'MediaBuzz' Without Bite. With the entire media world analyzing Gabriel Sherman's book about Fox News Channel mastermind Roger Ailes, the network's own "MediaBuzz" host, Howard Kurtz, spent weeks ignoring it, at one point teasing coverage for the following week that didn't happen. By its very nature, a program like Kurtz's has to exhibit a willingness to bite the hand that feeds it from time to time, or it might as well be titled "MediaShill."
CNN's Malaysian Airlines Excess. While CNN understandably milked interest in the missing-airplane story, the need to fill time with no new information produced plenty of lowlights, none more embarrassing than anchor Don Lemon's questions about what happened and whether a black hole might have been involved. The only vortex here was the one into which standards disappear when faced with the deadly combination of too much time and not enough news. Dishonorable mention: Ebola coverage.
'Big Driver's' Revenge Fantasy. Lifetime aired a lot of mediocre movies in 2014, but "Big Driver" - with impressive names like Maria Bello and Olympia Dukakis attached to raise expectations - really veered into a ditch, turning Stephen King's story into a distasteful tale of a brutal rape that gives way to a bloody revenge fantasy.
'Sons of Anarchy's' Eyes Halve It. Although "Sons of Anarchy" made no bones about pushing the envelope in terms of basic-cable content throughout its run, the torture/maiming quotient achieved stomach-turning extremes in its swan-song season, including not one, but two characters having an eye gouged out. And in the dishonorable-mention department, don't forget the Parents Television Council criticizing the show for a graphic sex montage that opened one episode, proving once again that in the U.S., anyway, sex tends to rile such watchdogs a lot more than violence does.
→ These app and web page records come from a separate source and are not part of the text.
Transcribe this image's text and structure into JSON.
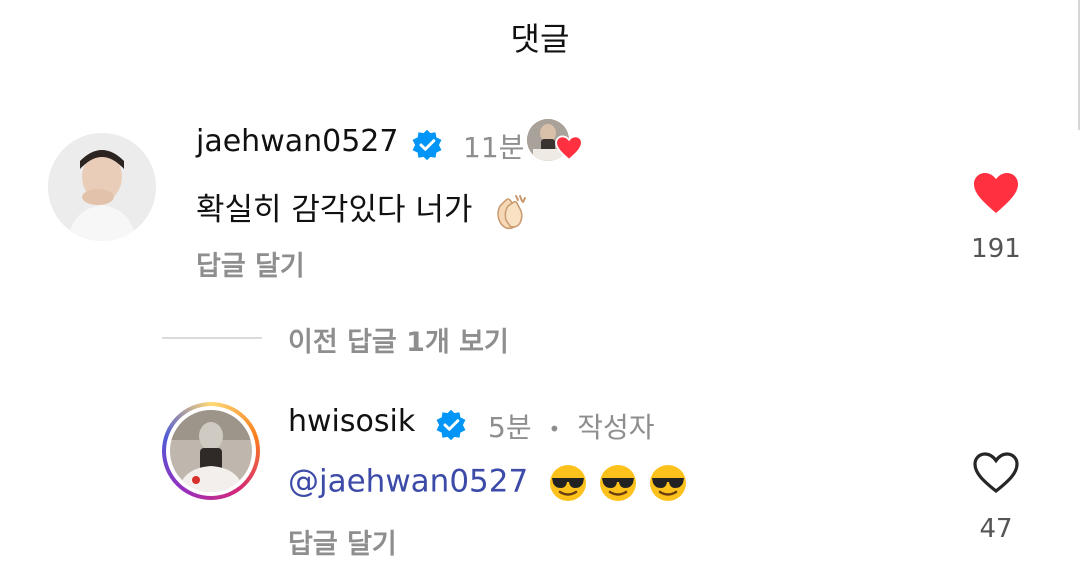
{
  "header": {
    "title": "댓글"
  },
  "comments": [
    {
      "username": "jaehwan0527",
      "verified": true,
      "time": "11분",
      "text": "확실히 감각있다 너가",
      "emoji": "clapping-hands",
      "reply_label": "답글 달기",
      "likes": "191",
      "liked": true,
      "creator_liked": true
    }
  ],
  "thread": {
    "view_previous_label": "이전 답글 1개 보기"
  },
  "replies": [
    {
      "username": "hwisosik",
      "verified": true,
      "time": "5분",
      "separator": "•",
      "author_label": "작성자",
      "mention": "@jaehwan0527",
      "emoji": [
        "smiling-face-with-sunglasses",
        "smiling-face-with-sunglasses",
        "smiling-face-with-sunglasses"
      ],
      "reply_label": "답글 달기",
      "likes": "47",
      "liked": false,
      "has_story_ring": true
    }
  ],
  "colors": {
    "like_red": "#ff3040",
    "verified_blue": "#0095f6",
    "mention": "#3d4ba8",
    "muted": "#8e8e8e"
  }
}
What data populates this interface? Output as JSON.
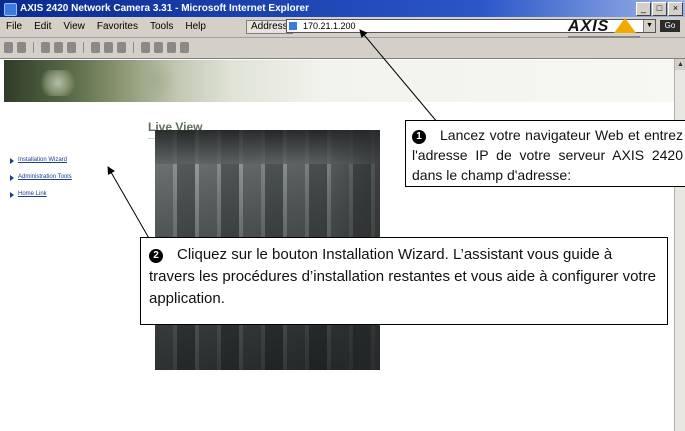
{
  "browser": {
    "title": "AXIS 2420 Network Camera 3.31 - Microsoft Internet Explorer",
    "menu": [
      "File",
      "Edit",
      "View",
      "Favorites",
      "Tools",
      "Help"
    ],
    "address_label": "Address",
    "address_value": "170.21.1.200",
    "go_label": "Go"
  },
  "page": {
    "logo_text": "AXIS",
    "heading": "Live View",
    "nav_links": [
      "Installation Wizard",
      "Administration Tools",
      "Home Link"
    ]
  },
  "callouts": {
    "step1": {
      "number": "❶",
      "text": "Lancez votre navigateur Web et entrez l'adresse IP de votre serveur AXIS 2420 dans le champ d'adresse:"
    },
    "step2": {
      "number": "❷",
      "text": "Cliquez sur le bouton Installation Wizard. L’assistant vous guide à travers les procédures d’installation restantes et vous aide à configurer votre application."
    }
  }
}
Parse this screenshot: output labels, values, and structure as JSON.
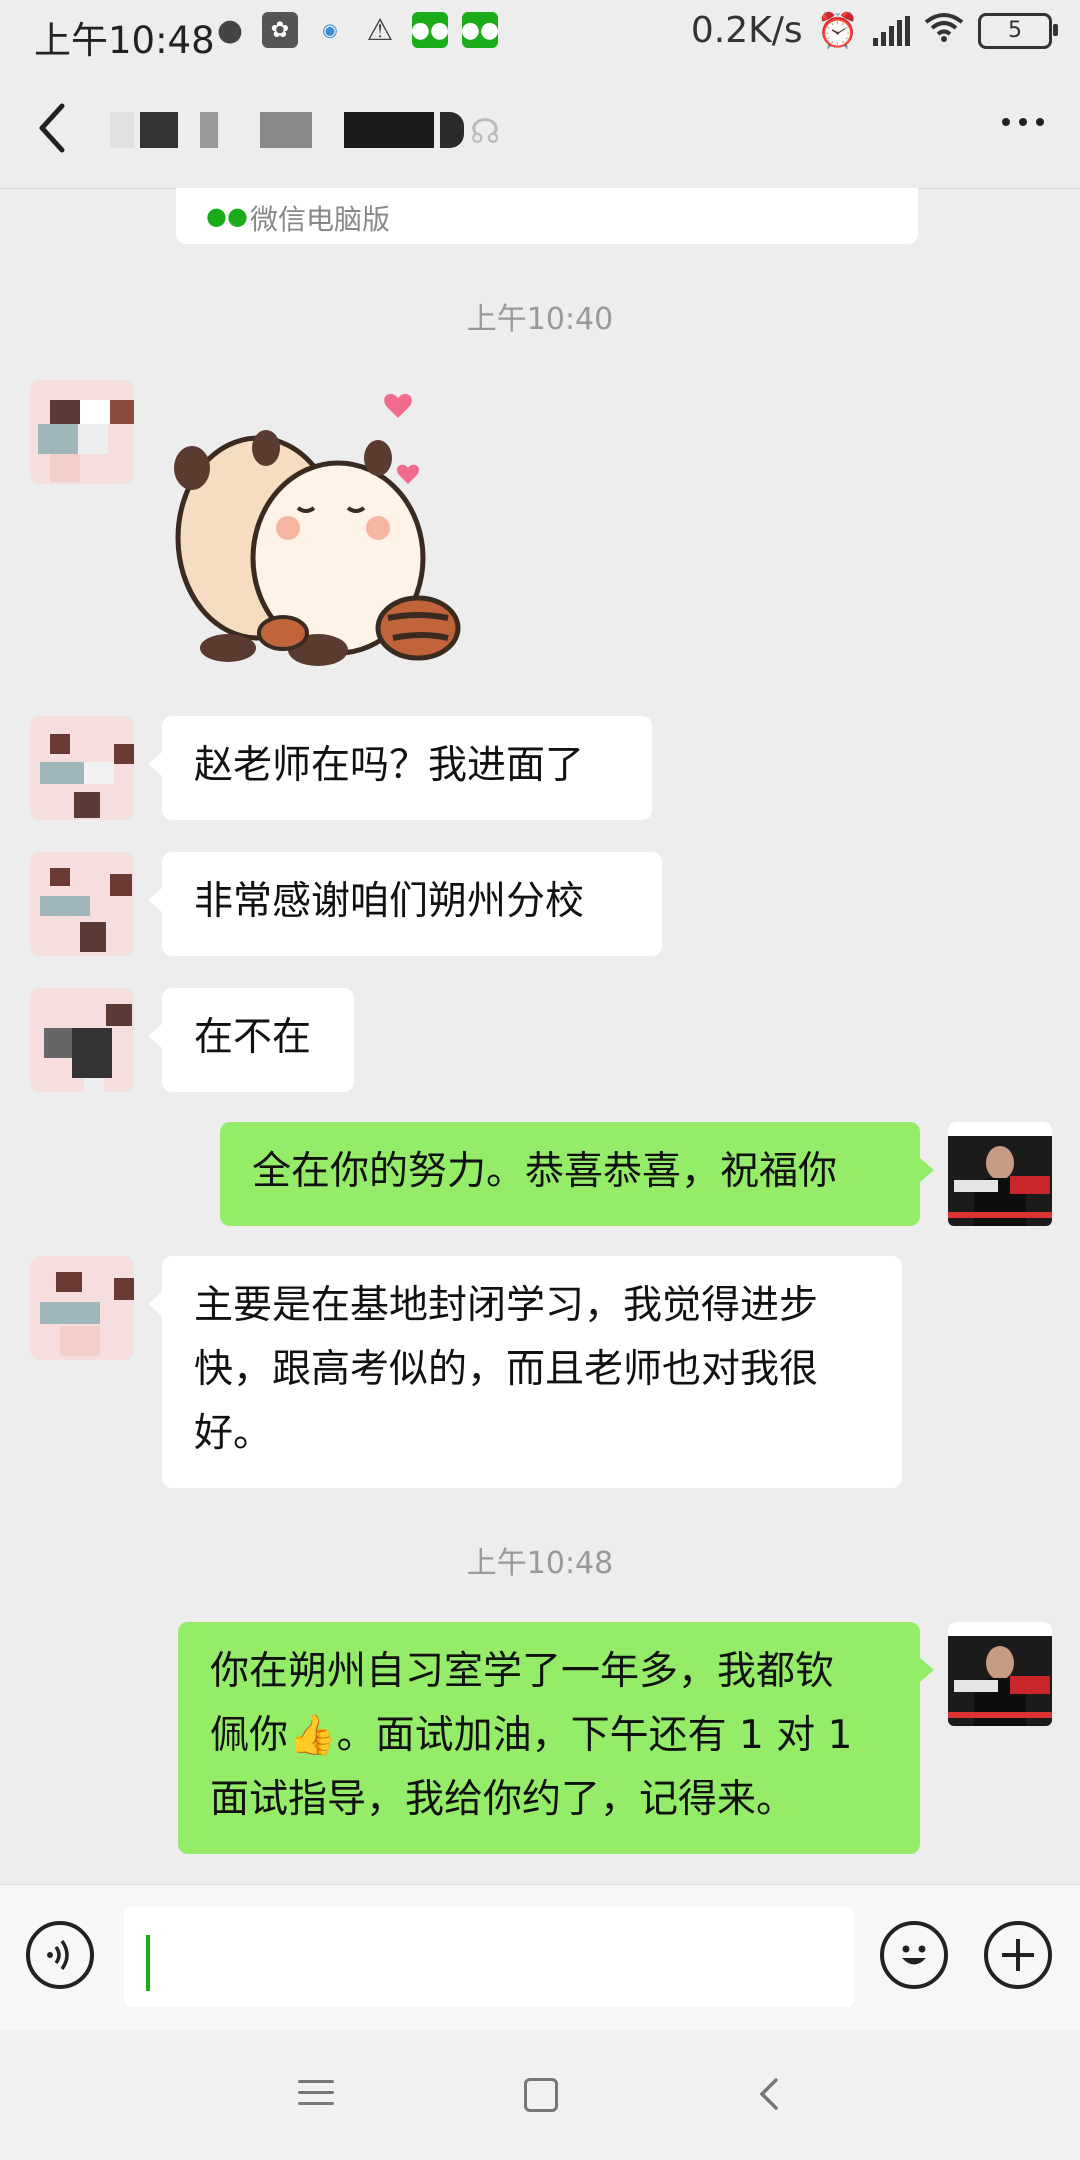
{
  "status_bar": {
    "time": "上午10:48",
    "net_speed": "0.2K/s",
    "battery": "5",
    "icons": [
      "wechat-notification-icon",
      "app-icon",
      "notification-dot-icon",
      "warning-icon",
      "wechat-icon",
      "wechat-icon"
    ]
  },
  "header": {
    "back_icon": "chevron-left-icon",
    "title": "",
    "mute_icon": "ear-icon",
    "more_icon": "more-dots-icon"
  },
  "card": {
    "label": "微信电脑版"
  },
  "messages": [
    {
      "type": "timestamp",
      "text": "上午10:40"
    },
    {
      "type": "sticker",
      "from": "other",
      "description": "two hugging raccoon stickers"
    },
    {
      "type": "text",
      "from": "other",
      "text": "赵老师在吗？我进面了"
    },
    {
      "type": "text",
      "from": "other",
      "text": "非常感谢咱们朔州分校"
    },
    {
      "type": "text",
      "from": "other",
      "text": "在不在"
    },
    {
      "type": "text",
      "from": "me",
      "text": "全在你的努力。恭喜恭喜，祝福你"
    },
    {
      "type": "text",
      "from": "other",
      "lines": [
        "主要是在基地封闭学习，我觉得进步",
        "快，跟高考似的，而且老师也对我很",
        "好。"
      ]
    },
    {
      "type": "timestamp",
      "text": "上午10:48"
    },
    {
      "type": "text",
      "from": "me",
      "lines_a": [
        "你在朔州自习室学了一年多，我都钦",
        "佩你"
      ],
      "emoji": "👍",
      "lines_b": [
        "。面试加油，下午还有 1 对 1",
        "面试指导，我给你约了，记得来。"
      ]
    }
  ],
  "input": {
    "value": "",
    "placeholder": ""
  },
  "colors": {
    "bg": "#ededed",
    "out_bubble": "#95ec69",
    "in_bubble": "#ffffff",
    "accent": "#1aad19"
  }
}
'Homeland' Takes a Bath. While the fourth season was widely viewed as a bounce-back year for "Homeland," the Showtime drama featured a terribly tone-deaf moment early in its run, when Claire Danes' Carrie tries to take care of her baby daughter, and temporarily thinks about drowning her. There had to be a way to demonstrate that the character lacked maternal instincts without resorting to that.